Extending a lease also gives you the opportunity to change any defects in the current lease such as:
- Omission of other property included in your existing lease but not comprised in your flat.
- Alterations/additions granted since your existing lease.
- Where your property derives from more than one lease.
- Exclusions on service charge and management structure of the building.
It’s also an opportunity to re-mortgage and can add and/or restore considerable value to your leasehold flat.
The Law Commission published its report on 21 July 2020 on leasehold reform. It included changes to the process of obtaining a lease extension, making it cheaper and simpler.
Extending your lease can be complex but our specialist team are here to help you through the process.
My landlord is missing - can I still extend my lease?
In short yes! You will first need to make an application to the County Court for a vesting order.
If the County Court decides that an order should be made the claim is transferred to the First Tier Tribunal to determine the price and other terms of the acquisition.
- Before making an application to the County Court for a vesting order, all reasonable efforts must be made to trace your landlord or to ascertain the identity of your landlord and have been unsuccessful.
- You will need to provide evidence both to prove that you have the right to extend your lease and an effort has been made to trace your landlord, who cannot be found. The court can impose further steps to be made to trace your landlord.
- Evidence of attempts to trace your landlord could include:
- Landlords last known address(es)
- Online searches on your landlord’s name or if a company, a general search to see where the name(s) appear.
- Statements of any witness who has visited last known address(es)
- Returned correspondence to landlords last known address(es)
- Bounced back emails to landlords last known email address(es)
- Once the court makes a vesting order it will refer the case to the FTT for terms to be determined.
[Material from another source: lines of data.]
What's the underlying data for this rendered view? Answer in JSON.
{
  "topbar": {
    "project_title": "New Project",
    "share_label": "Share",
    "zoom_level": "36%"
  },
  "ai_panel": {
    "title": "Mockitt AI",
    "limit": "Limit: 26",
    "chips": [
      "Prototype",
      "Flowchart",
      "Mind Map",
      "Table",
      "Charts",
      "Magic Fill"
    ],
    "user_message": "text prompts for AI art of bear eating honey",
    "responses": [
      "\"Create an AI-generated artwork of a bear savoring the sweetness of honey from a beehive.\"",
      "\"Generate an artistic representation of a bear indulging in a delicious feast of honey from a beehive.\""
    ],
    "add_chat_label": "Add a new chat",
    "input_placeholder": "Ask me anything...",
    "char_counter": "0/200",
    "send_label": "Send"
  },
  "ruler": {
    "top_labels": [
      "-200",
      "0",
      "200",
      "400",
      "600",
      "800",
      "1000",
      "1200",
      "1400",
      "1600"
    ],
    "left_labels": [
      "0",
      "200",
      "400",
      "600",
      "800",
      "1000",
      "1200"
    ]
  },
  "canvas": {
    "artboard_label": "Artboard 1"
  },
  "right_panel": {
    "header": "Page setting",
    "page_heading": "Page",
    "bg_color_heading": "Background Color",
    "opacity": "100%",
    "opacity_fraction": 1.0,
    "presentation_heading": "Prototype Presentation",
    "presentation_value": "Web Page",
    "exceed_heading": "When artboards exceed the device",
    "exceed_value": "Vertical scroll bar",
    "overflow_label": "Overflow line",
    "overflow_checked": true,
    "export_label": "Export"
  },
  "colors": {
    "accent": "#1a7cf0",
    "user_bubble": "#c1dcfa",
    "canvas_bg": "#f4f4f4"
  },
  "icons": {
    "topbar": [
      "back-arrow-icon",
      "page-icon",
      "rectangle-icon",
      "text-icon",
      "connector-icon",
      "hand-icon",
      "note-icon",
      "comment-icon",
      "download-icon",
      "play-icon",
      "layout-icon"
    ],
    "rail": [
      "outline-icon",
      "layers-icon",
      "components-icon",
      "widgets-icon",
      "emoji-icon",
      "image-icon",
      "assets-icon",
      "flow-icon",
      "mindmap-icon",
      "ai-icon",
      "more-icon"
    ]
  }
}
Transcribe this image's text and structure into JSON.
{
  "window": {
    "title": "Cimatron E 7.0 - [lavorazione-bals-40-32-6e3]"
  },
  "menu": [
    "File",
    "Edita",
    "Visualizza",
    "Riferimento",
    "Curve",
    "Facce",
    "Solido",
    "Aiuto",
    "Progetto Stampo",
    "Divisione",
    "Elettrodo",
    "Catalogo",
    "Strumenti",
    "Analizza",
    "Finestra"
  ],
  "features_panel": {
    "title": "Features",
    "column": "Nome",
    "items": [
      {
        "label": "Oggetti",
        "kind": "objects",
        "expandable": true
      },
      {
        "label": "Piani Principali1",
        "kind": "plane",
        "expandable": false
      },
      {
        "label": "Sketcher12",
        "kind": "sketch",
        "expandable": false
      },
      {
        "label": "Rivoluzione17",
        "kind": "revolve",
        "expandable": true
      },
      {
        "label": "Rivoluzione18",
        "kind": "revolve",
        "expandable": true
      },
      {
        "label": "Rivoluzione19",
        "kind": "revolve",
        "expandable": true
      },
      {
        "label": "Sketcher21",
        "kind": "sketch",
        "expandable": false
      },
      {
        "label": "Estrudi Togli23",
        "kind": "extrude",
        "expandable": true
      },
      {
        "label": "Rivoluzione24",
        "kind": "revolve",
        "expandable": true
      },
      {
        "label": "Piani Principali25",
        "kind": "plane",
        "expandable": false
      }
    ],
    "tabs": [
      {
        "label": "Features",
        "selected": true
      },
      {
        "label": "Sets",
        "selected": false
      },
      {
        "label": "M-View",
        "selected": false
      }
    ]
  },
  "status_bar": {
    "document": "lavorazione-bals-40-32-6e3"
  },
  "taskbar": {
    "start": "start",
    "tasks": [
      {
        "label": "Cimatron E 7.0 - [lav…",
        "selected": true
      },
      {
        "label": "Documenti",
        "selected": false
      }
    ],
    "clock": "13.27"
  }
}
The FTT stands in the shoes of your landlord for assessing the correct premium price to pay so you must provide detailed valuation evidence from an expert surveyor.
- A vesting order is one for the surrender of an existing lease and the grant of a new lease on terms to be decided by the FTT on a statutory basis as in the case of a standard claim.
- The application for vesting order can be withdrawn at any time before the new lease is completed but if any step has been taken towards progressing the claim, permission from the court is required.